Start of Information given

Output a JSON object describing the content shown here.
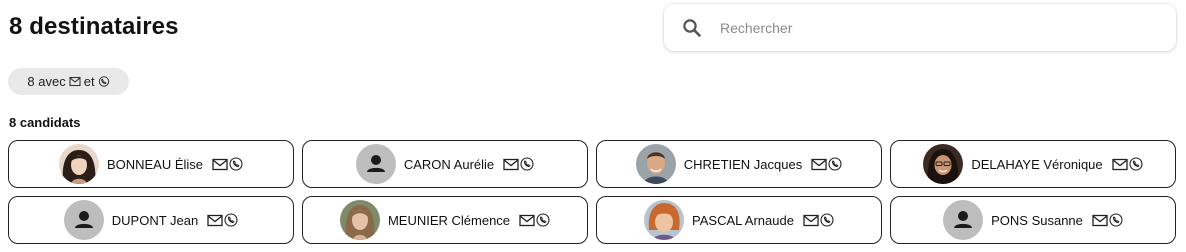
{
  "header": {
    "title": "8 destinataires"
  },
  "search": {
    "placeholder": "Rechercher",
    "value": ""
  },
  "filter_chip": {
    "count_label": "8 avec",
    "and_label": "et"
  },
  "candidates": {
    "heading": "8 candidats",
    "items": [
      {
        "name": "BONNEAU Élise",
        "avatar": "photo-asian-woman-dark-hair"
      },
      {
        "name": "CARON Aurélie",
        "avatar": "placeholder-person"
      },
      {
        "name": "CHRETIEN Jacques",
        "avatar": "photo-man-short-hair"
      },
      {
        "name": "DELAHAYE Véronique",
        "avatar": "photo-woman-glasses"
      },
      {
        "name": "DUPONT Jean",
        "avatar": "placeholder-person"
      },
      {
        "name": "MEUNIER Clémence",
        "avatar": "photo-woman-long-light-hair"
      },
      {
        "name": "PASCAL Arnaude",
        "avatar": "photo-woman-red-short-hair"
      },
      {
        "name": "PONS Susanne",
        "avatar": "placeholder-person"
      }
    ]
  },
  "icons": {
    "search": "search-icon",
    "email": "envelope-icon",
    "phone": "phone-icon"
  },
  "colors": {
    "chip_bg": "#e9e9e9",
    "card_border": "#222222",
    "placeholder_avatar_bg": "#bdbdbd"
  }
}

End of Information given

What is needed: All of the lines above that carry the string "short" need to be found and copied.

Solution to the exercise:
        "avatar": "photo-man-short-hair"
        "avatar": "photo-woman-red-short-hair"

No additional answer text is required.